Items from an interface collection

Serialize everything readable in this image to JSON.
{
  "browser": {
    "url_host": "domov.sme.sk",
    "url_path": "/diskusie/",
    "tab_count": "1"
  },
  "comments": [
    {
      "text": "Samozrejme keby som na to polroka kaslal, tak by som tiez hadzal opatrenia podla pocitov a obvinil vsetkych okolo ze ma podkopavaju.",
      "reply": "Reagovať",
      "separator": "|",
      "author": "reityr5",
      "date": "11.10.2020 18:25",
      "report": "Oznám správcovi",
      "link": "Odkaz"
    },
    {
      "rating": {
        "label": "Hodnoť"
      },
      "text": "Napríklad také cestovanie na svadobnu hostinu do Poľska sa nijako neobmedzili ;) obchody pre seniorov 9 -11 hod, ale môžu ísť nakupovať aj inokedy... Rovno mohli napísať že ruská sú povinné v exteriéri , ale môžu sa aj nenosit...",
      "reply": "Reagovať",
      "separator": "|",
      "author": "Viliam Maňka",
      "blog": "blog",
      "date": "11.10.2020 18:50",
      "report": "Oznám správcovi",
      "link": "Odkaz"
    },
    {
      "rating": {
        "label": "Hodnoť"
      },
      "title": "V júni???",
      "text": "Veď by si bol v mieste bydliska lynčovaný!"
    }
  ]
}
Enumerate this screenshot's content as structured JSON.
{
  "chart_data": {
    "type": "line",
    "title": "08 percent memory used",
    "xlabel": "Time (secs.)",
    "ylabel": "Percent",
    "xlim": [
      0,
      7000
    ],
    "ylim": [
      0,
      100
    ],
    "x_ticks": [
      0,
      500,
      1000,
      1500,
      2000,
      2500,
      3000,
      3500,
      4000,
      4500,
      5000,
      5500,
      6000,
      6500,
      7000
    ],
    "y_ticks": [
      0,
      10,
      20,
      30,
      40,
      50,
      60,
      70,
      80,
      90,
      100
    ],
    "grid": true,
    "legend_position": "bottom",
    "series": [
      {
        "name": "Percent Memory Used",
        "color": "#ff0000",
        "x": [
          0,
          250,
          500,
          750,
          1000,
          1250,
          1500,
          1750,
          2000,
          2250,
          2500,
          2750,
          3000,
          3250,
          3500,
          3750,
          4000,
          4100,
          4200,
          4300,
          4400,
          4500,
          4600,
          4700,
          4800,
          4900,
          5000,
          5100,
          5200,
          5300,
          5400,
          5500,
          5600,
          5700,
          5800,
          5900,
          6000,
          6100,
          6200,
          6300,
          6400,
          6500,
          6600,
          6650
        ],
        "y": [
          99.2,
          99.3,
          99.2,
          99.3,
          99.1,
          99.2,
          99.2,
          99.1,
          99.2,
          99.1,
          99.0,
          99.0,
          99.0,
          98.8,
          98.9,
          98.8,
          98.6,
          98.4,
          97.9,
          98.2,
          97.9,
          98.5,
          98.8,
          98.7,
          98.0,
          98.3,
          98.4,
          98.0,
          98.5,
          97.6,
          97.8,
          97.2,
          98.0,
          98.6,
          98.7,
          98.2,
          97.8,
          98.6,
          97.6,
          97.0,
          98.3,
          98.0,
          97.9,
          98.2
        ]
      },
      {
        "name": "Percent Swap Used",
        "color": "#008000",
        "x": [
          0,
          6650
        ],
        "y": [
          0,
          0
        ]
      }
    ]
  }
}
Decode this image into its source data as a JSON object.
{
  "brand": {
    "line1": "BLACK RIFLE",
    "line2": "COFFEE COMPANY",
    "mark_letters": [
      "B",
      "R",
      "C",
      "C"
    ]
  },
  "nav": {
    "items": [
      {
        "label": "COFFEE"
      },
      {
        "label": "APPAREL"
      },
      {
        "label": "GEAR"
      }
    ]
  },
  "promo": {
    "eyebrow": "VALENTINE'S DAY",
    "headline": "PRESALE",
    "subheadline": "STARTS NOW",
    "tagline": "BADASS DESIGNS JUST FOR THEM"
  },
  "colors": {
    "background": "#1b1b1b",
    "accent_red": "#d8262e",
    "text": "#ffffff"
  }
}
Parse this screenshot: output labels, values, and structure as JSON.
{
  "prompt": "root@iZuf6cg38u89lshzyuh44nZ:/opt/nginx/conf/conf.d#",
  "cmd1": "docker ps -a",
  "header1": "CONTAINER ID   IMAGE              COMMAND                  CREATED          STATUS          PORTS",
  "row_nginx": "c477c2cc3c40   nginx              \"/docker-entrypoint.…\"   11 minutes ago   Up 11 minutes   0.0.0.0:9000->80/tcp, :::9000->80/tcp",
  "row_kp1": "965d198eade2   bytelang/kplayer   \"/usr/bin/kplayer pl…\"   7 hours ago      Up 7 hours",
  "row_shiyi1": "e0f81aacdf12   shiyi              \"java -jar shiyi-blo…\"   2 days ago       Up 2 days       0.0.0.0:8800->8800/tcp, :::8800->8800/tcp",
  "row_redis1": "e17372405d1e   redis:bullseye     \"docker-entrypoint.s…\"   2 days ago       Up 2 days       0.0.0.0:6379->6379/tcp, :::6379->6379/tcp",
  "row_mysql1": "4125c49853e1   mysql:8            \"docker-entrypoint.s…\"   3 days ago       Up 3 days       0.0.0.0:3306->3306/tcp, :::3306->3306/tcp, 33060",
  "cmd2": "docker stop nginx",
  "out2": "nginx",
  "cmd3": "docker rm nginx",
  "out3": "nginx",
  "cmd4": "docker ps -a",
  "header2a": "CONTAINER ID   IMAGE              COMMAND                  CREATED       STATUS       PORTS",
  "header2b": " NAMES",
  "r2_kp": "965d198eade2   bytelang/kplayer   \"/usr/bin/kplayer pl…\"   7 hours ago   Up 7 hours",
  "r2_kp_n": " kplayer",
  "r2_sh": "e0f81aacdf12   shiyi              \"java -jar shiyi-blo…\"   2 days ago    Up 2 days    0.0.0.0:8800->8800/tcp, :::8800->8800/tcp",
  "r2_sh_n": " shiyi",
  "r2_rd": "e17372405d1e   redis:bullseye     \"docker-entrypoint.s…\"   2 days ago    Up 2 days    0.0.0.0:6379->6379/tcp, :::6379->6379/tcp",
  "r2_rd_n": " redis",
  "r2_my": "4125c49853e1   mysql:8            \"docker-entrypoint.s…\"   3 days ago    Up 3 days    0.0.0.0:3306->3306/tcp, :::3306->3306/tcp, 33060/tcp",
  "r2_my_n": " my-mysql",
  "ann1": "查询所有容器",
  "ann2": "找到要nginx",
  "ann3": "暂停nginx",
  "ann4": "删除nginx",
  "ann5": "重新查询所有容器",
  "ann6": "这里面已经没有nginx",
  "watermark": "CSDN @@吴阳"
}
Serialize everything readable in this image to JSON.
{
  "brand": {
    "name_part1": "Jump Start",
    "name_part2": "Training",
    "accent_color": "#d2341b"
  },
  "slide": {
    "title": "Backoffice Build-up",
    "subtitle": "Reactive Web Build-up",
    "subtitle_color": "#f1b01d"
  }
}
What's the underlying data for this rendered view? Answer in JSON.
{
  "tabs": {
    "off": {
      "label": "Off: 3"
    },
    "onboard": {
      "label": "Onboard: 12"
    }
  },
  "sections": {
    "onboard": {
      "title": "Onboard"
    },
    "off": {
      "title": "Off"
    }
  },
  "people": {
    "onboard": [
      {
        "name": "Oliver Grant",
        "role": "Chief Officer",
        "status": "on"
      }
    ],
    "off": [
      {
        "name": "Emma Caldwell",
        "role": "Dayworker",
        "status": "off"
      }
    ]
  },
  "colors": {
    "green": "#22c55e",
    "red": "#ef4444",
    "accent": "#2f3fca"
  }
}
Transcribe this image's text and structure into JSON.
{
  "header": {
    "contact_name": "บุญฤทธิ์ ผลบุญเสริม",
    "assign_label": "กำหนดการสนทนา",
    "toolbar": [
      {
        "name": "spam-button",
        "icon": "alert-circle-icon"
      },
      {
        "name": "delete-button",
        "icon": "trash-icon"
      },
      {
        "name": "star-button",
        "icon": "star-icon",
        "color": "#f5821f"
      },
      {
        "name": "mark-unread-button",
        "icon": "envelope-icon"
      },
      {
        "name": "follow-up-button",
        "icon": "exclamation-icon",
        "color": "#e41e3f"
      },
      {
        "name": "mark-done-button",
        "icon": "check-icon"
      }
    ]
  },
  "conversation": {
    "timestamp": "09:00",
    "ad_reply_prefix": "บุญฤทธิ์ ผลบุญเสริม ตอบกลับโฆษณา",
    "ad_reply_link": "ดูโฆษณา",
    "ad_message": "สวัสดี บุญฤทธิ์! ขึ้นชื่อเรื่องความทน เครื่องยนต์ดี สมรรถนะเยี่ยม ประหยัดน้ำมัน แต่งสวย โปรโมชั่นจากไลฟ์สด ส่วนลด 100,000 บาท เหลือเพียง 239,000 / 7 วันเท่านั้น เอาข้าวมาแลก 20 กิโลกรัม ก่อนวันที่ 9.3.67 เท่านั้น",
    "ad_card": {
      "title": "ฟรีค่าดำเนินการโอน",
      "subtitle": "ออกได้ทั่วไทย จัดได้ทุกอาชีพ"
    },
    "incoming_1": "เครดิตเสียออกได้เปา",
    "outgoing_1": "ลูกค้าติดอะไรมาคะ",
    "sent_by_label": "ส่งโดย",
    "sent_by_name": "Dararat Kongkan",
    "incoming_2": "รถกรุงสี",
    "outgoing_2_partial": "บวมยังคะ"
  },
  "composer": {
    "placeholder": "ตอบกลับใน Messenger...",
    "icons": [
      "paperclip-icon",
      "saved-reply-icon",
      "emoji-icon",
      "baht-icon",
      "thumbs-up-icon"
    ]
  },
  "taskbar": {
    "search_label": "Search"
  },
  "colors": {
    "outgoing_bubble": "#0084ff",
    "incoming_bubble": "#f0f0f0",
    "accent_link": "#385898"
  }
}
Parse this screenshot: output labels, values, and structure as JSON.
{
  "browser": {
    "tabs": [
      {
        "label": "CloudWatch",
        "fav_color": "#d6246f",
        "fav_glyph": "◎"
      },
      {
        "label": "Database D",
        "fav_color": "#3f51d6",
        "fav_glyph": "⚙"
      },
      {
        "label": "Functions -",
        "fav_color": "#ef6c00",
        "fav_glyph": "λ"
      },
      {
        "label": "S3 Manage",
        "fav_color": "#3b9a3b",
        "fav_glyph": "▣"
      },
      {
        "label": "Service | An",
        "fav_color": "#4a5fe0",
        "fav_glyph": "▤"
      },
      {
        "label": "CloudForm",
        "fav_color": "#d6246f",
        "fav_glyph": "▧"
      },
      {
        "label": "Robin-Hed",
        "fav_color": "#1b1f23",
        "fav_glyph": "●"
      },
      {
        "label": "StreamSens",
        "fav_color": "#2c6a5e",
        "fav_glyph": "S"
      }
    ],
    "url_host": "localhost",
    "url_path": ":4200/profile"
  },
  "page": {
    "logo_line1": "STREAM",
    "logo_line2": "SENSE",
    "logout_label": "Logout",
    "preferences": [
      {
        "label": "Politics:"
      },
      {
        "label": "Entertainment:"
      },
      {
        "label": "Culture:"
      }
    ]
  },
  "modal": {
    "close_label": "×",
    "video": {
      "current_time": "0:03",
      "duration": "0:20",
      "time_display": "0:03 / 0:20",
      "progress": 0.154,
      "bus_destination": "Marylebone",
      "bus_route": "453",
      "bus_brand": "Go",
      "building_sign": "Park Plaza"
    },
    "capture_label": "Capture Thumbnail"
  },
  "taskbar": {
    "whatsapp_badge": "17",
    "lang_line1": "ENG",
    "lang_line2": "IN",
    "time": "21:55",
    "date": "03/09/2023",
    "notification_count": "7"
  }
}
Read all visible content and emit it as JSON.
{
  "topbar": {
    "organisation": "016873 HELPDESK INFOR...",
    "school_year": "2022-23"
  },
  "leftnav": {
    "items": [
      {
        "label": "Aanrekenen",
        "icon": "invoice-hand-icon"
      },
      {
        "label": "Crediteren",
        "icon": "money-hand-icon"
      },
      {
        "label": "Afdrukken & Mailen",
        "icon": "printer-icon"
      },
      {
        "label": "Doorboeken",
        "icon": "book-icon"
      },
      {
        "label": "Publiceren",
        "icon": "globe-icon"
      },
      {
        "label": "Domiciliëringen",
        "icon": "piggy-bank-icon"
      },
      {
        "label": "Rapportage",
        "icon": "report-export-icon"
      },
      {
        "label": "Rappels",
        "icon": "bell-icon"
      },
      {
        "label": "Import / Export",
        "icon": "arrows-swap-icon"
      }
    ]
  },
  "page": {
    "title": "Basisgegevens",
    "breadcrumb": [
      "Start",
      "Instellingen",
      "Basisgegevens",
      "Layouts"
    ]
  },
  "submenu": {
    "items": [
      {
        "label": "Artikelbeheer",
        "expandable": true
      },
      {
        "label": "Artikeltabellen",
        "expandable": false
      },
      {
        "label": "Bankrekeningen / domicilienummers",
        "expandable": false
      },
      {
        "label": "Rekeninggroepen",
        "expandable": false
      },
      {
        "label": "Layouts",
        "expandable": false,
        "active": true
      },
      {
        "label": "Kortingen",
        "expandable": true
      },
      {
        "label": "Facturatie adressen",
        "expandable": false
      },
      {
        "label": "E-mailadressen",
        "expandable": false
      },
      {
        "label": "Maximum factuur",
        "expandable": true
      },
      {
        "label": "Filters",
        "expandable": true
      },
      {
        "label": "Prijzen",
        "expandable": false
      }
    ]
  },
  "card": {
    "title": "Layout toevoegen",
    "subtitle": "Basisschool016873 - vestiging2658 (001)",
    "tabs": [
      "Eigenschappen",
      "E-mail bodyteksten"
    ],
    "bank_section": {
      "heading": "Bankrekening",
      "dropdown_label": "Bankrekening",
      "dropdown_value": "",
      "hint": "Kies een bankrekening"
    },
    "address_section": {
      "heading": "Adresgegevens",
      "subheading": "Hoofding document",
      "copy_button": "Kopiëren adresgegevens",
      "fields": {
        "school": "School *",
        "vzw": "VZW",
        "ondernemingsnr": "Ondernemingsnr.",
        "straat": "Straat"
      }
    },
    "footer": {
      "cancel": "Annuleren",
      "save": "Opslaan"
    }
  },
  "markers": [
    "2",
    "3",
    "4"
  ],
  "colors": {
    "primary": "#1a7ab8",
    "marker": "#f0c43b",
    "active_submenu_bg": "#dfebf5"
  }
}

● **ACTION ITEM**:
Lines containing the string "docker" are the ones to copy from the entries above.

● **ANSWER TO THE PROBLEM**:
  "cmd1": "docker ps -a",
  "row_nginx": "c477c2cc3c40   nginx              \"/docker-entrypoint.…\"   11 minutes ago   Up 11 minutes   0.0.0.0:9000->80/tcp, :::9000->80/tcp",
  "row_redis1": "e17372405d1e   redis:bullseye     \"docker-entrypoint.s…\"   2 days ago       Up 2 days       0.0.0.0:6379->6379/tcp, :::6379->6379/tcp",
  "row_mysql1": "4125c49853e1   mysql:8            \"docker-entrypoint.s…\"   3 days ago       Up 3 days       0.0.0.0:3306->3306/tcp, :::3306->3306/tcp, 33060",
  "cmd2": "docker stop nginx",
  "cmd3": "docker rm nginx",
  "cmd4": "docker ps -a",
  "r2_rd": "e17372405d1e   redis:bullseye     \"docker-entrypoint.s…\"   2 days ago    Up 2 days    0.0.0.0:6379->6379/tcp, :::6379->6379/tcp",
  "r2_my": "4125c49853e1   mysql:8            \"docker-entrypoint.s…\"   3 days ago    Up 3 days    0.0.0.0:3306->3306/tcp, :::3306->3306/tcp, 33060/tcp",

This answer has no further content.